» Activity
Could you return all of the entries word for word, minus any pictures?

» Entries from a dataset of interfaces

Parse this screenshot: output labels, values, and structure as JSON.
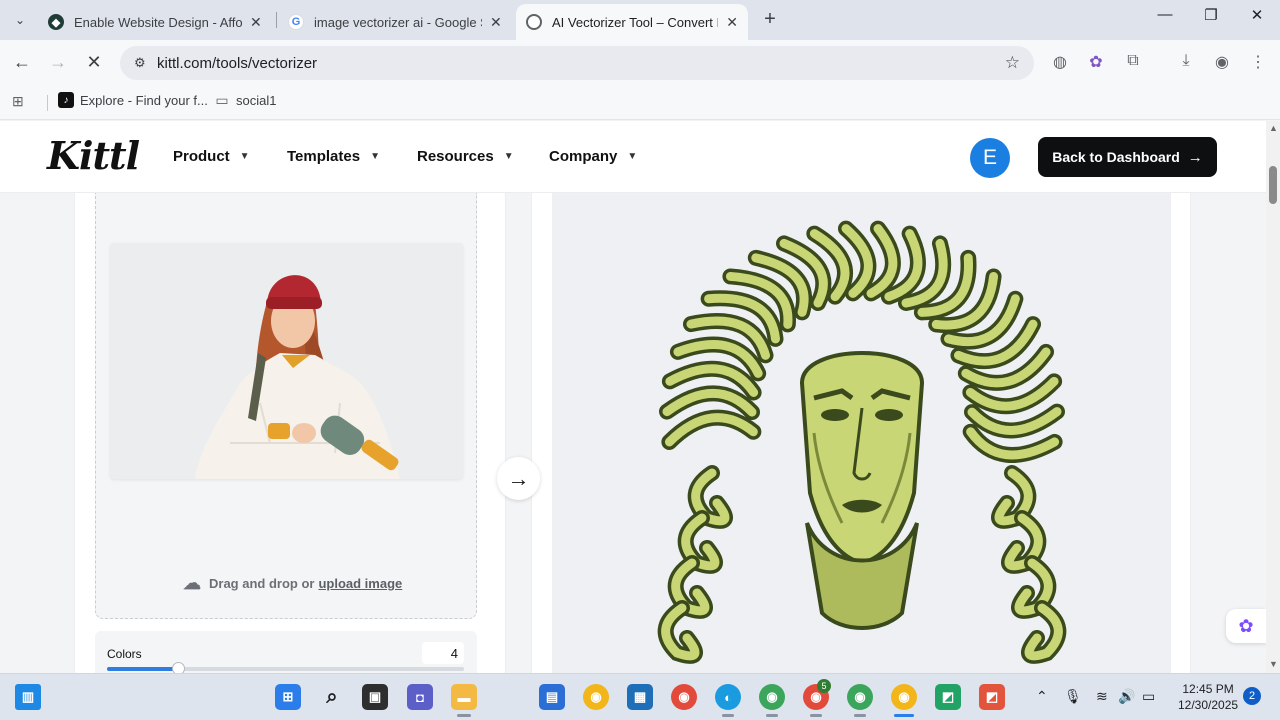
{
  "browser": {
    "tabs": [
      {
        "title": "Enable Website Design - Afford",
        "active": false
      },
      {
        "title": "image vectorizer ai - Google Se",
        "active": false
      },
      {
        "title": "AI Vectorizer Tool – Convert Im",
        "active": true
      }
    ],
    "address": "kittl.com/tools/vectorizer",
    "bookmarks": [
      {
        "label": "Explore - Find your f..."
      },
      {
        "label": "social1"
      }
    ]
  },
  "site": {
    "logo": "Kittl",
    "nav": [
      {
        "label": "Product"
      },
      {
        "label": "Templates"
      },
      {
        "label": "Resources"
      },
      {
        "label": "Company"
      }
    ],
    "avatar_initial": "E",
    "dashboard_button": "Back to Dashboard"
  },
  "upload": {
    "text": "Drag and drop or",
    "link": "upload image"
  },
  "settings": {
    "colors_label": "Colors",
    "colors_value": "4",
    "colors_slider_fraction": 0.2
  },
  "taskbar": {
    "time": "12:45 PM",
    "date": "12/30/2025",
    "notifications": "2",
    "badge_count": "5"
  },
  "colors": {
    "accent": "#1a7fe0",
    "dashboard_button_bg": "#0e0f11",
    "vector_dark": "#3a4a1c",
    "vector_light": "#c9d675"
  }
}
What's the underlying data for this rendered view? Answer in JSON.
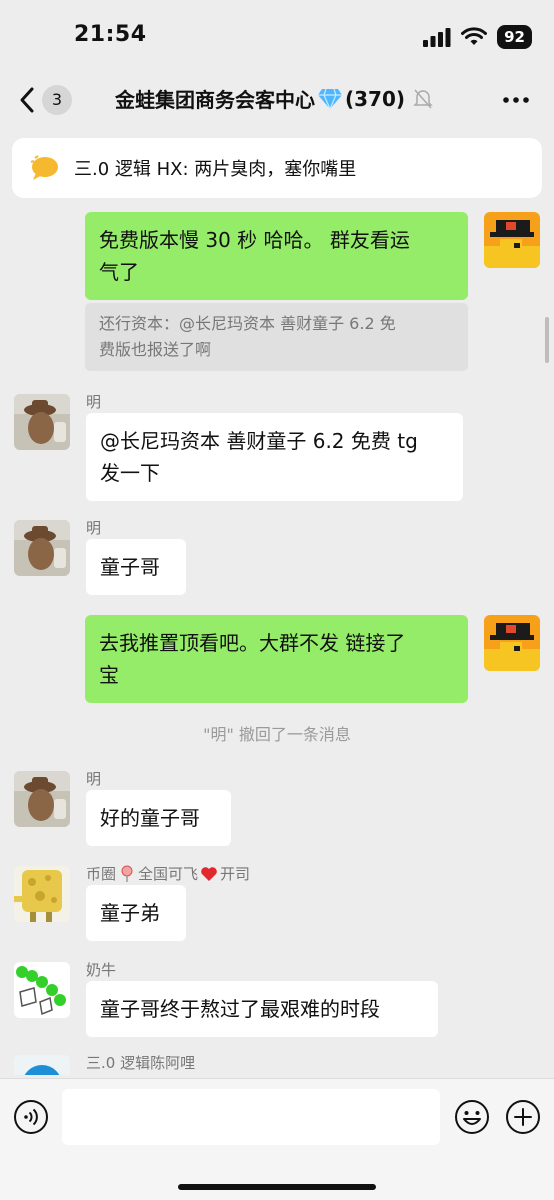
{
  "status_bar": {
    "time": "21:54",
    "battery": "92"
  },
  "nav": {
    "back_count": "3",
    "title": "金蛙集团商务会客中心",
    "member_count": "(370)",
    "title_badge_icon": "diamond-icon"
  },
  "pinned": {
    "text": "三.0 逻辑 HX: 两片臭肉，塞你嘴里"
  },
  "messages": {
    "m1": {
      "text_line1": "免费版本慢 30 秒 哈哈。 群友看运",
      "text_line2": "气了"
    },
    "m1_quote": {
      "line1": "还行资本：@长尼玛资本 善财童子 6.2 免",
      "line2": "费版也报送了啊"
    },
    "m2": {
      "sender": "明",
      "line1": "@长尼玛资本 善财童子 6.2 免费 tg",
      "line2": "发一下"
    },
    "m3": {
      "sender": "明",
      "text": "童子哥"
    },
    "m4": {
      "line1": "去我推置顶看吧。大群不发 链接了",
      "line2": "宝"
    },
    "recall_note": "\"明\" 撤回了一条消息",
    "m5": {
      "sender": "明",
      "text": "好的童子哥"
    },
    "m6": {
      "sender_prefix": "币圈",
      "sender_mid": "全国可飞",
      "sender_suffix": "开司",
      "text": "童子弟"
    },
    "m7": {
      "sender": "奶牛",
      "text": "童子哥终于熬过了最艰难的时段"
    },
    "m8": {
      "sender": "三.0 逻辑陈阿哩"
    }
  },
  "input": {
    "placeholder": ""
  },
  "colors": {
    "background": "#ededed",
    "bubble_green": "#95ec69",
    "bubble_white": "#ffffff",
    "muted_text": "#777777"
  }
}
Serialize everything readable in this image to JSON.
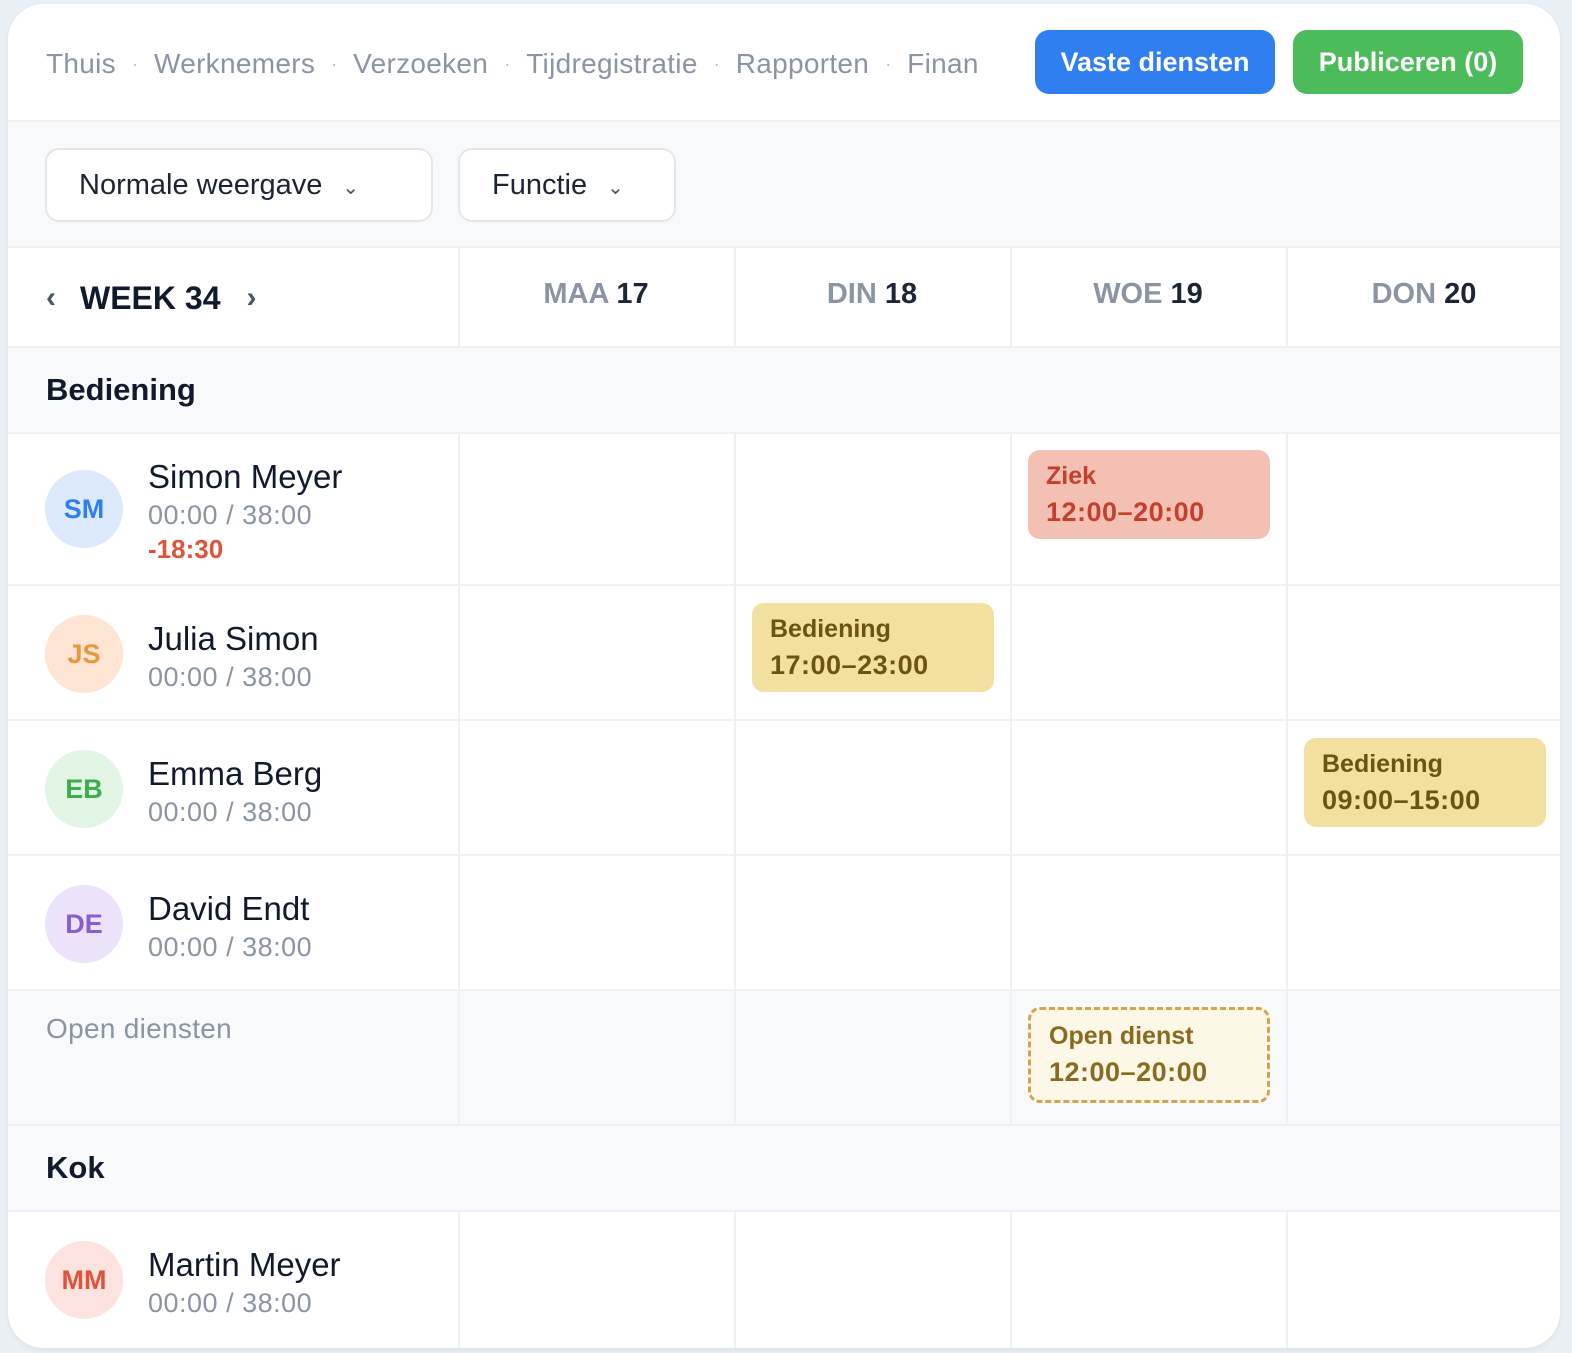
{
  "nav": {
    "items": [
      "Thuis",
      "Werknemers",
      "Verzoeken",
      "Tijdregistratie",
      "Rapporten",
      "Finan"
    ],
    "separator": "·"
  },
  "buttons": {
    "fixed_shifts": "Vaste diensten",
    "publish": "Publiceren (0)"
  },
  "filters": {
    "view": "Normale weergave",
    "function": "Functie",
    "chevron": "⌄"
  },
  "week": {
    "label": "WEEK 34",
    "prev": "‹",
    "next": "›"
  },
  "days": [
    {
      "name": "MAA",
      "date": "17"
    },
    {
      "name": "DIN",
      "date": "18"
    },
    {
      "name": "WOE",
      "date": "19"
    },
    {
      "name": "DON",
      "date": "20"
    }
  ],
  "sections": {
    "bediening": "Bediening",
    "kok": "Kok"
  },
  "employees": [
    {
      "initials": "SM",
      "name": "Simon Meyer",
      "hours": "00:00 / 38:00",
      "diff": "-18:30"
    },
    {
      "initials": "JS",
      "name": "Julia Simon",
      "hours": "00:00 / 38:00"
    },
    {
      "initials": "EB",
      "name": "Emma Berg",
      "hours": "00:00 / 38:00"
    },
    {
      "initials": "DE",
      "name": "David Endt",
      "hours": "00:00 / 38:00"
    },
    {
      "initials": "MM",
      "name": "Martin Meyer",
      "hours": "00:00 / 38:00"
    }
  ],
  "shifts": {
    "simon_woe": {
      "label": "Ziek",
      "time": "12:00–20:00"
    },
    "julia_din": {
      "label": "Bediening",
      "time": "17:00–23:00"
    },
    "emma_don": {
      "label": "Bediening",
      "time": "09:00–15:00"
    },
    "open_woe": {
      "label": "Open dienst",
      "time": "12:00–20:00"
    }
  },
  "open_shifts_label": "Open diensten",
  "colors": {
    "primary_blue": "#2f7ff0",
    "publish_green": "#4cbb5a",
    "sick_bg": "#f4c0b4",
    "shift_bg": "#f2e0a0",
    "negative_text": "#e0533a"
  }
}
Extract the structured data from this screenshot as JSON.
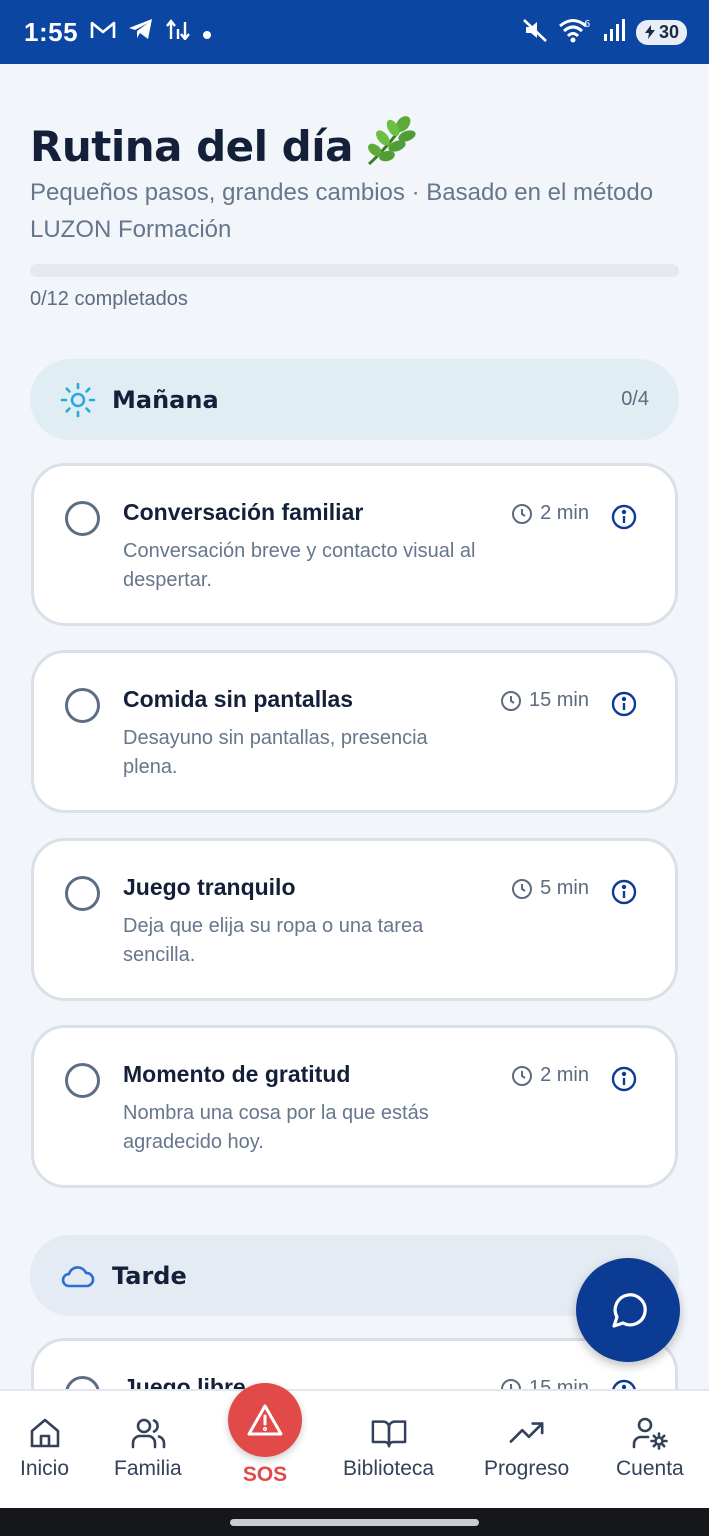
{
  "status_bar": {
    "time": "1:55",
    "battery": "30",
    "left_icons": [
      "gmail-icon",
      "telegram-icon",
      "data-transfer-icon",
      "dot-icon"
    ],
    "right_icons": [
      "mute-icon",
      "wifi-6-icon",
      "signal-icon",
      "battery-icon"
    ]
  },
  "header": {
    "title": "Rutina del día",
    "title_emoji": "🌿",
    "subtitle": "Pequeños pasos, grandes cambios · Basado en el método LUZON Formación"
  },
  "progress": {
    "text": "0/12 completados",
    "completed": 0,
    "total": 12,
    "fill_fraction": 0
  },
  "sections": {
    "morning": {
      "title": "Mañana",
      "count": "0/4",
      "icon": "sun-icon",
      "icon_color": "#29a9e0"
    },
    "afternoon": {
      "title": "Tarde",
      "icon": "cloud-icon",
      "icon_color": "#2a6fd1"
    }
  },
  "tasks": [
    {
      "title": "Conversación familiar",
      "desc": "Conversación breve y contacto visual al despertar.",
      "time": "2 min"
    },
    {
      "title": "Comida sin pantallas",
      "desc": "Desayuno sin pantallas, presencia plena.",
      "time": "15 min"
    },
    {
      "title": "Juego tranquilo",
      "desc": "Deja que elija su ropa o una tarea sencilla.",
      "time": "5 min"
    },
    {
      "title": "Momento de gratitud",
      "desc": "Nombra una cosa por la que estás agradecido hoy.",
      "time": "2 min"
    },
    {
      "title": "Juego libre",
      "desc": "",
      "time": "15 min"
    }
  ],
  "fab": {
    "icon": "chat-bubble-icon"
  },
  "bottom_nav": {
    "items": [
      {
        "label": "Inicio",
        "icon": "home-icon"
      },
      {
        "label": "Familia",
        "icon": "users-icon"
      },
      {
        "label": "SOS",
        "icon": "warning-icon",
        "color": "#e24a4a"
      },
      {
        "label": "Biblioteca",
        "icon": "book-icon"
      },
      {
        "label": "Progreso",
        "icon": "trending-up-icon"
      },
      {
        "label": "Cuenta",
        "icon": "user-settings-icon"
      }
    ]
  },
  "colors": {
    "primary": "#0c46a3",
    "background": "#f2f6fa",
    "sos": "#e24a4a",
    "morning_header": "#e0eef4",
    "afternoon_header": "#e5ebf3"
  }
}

» The completed task
Parse this screenshot: output labels, values, and structure as JSON.
{
  "browser": {
    "tabs": [
      {
        "title": "Enable Website Design - Afford",
        "active": false
      },
      {
        "title": "image vectorizer ai - Google Se",
        "active": false
      },
      {
        "title": "AI Vectorizer Tool – Convert Im",
        "active": true
      }
    ],
    "address": "kittl.com/tools/vectorizer",
    "bookmarks": [
      {
        "label": "Explore - Find your f..."
      },
      {
        "label": "social1"
      }
    ]
  },
  "site": {
    "logo": "Kittl",
    "nav": [
      {
        "label": "Product"
      },
      {
        "label": "Templates"
      },
      {
        "label": "Resources"
      },
      {
        "label": "Company"
      }
    ],
    "avatar_initial": "E",
    "dashboard_button": "Back to Dashboard"
  },
  "upload": {
    "text": "Drag and drop or",
    "link": "upload image"
  },
  "settings": {
    "colors_label": "Colors",
    "colors_value": "4",
    "colors_slider_fraction": 0.2
  },
  "taskbar": {
    "time": "12:45 PM",
    "date": "12/30/2025",
    "notifications": "2",
    "badge_count": "5"
  },
  "colors": {
    "accent": "#1a7fe0",
    "dashboard_button_bg": "#0e0f11",
    "vector_dark": "#3a4a1c",
    "vector_light": "#c9d675"
  }
}
What's the underlying data for this rendered view? Answer in JSON.
{
  "status_bar": {
    "time": "21:54",
    "battery": "92"
  },
  "nav": {
    "back_count": "3",
    "title": "金蛙集团商务会客中心",
    "member_count": "(370)",
    "title_badge_icon": "diamond-icon"
  },
  "pinned": {
    "text": "三.0 逻辑 HX: 两片臭肉，塞你嘴里"
  },
  "messages": {
    "m1": {
      "text_line1": "免费版本慢 30 秒 哈哈。 群友看运",
      "text_line2": "气了"
    },
    "m1_quote": {
      "line1": "还行资本：@长尼玛资本 善财童子 6.2 免",
      "line2": "费版也报送了啊"
    },
    "m2": {
      "sender": "明",
      "line1": "@长尼玛资本 善财童子 6.2 免费 tg",
      "line2": "发一下"
    },
    "m3": {
      "sender": "明",
      "text": "童子哥"
    },
    "m4": {
      "line1": "去我推置顶看吧。大群不发 链接了",
      "line2": "宝"
    },
    "recall_note": "\"明\" 撤回了一条消息",
    "m5": {
      "sender": "明",
      "text": "好的童子哥"
    },
    "m6": {
      "sender_prefix": "币圈",
      "sender_mid": "全国可飞",
      "sender_suffix": "开司",
      "text": "童子弟"
    },
    "m7": {
      "sender": "奶牛",
      "text": "童子哥终于熬过了最艰难的时段"
    },
    "m8": {
      "sender": "三.0 逻辑陈阿哩"
    }
  },
  "input": {
    "placeholder": ""
  },
  "colors": {
    "background": "#ededed",
    "bubble_green": "#95ec69",
    "bubble_white": "#ffffff",
    "muted_text": "#777777"
  }
}
Serialize everything readable in this image to JSON.
{
  "nav": {
    "items": [
      "Thuis",
      "Werknemers",
      "Verzoeken",
      "Tijdregistratie",
      "Rapporten",
      "Finan"
    ],
    "separator": "·"
  },
  "buttons": {
    "fixed_shifts": "Vaste diensten",
    "publish": "Publiceren (0)"
  },
  "filters": {
    "view": "Normale weergave",
    "function": "Functie",
    "chevron": "⌄"
  },
  "week": {
    "label": "WEEK 34",
    "prev": "‹",
    "next": "›"
  },
  "days": [
    {
      "name": "MAA",
      "date": "17"
    },
    {
      "name": "DIN",
      "date": "18"
    },
    {
      "name": "WOE",
      "date": "19"
    },
    {
      "name": "DON",
      "date": "20"
    }
  ],
  "sections": {
    "bediening": "Bediening",
    "kok": "Kok"
  },
  "employees": [
    {
      "initials": "SM",
      "name": "Simon Meyer",
      "hours": "00:00 / 38:00",
      "diff": "-18:30"
    },
    {
      "initials": "JS",
      "name": "Julia Simon",
      "hours": "00:00 / 38:00"
    },
    {
      "initials": "EB",
      "name": "Emma Berg",
      "hours": "00:00 / 38:00"
    },
    {
      "initials": "DE",
      "name": "David Endt",
      "hours": "00:00 / 38:00"
    },
    {
      "initials": "MM",
      "name": "Martin Meyer",
      "hours": "00:00 / 38:00"
    }
  ],
  "shifts": {
    "simon_woe": {
      "label": "Ziek",
      "time": "12:00–20:00"
    },
    "julia_din": {
      "label": "Bediening",
      "time": "17:00–23:00"
    },
    "emma_don": {
      "label": "Bediening",
      "time": "09:00–15:00"
    },
    "open_woe": {
      "label": "Open dienst",
      "time": "12:00–20:00"
    }
  },
  "open_shifts_label": "Open diensten",
  "colors": {
    "primary_blue": "#2f7ff0",
    "publish_green": "#4cbb5a",
    "sick_bg": "#f4c0b4",
    "shift_bg": "#f2e0a0",
    "negative_text": "#e0533a"
  }
}
Extract the structured data from this screenshot as JSON.
{
  "status_bar": {
    "time": "1:55",
    "battery": "30",
    "left_icons": [
      "gmail-icon",
      "telegram-icon",
      "data-transfer-icon",
      "dot-icon"
    ],
    "right_icons": [
      "mute-icon",
      "wifi-6-icon",
      "signal-icon",
      "battery-icon"
    ]
  },
  "header": {
    "title": "Rutina del día",
    "title_emoji": "🌿",
    "subtitle": "Pequeños pasos, grandes cambios · Basado en el método LUZON Formación"
  },
  "progress": {
    "text": "0/12 completados",
    "completed": 0,
    "total": 12,
    "fill_fraction": 0
  },
  "sections": {
    "morning": {
      "title": "Mañana",
      "count": "0/4",
      "icon": "sun-icon",
      "icon_color": "#29a9e0"
    },
    "afternoon": {
      "title": "Tarde",
      "icon": "cloud-icon",
      "icon_color": "#2a6fd1"
    }
  },
  "tasks": [
    {
      "title": "Conversación familiar",
      "desc": "Conversación breve y contacto visual al despertar.",
      "time": "2 min"
    },
    {
      "title": "Comida sin pantallas",
      "desc": "Desayuno sin pantallas, presencia plena.",
      "time": "15 min"
    },
    {
      "title": "Juego tranquilo",
      "desc": "Deja que elija su ropa o una tarea sencilla.",
      "time": "5 min"
    },
    {
      "title": "Momento de gratitud",
      "desc": "Nombra una cosa por la que estás agradecido hoy.",
      "time": "2 min"
    },
    {
      "title": "Juego libre",
      "desc": "",
      "time": "15 min"
    }
  ],
  "fab": {
    "icon": "chat-bubble-icon"
  },
  "bottom_nav": {
    "items": [
      {
        "label": "Inicio",
        "icon": "home-icon"
      },
      {
        "label": "Familia",
        "icon": "users-icon"
      },
      {
        "label": "SOS",
        "icon": "warning-icon",
        "color": "#e24a4a"
      },
      {
        "label": "Biblioteca",
        "icon": "book-icon"
      },
      {
        "label": "Progreso",
        "icon": "trending-up-icon"
      },
      {
        "label": "Cuenta",
        "icon": "user-settings-icon"
      }
    ]
  },
  "colors": {
    "primary": "#0c46a3",
    "background": "#f2f6fa",
    "sos": "#e24a4a",
    "morning_header": "#e0eef4",
    "afternoon_header": "#e5ebf3"
  }
}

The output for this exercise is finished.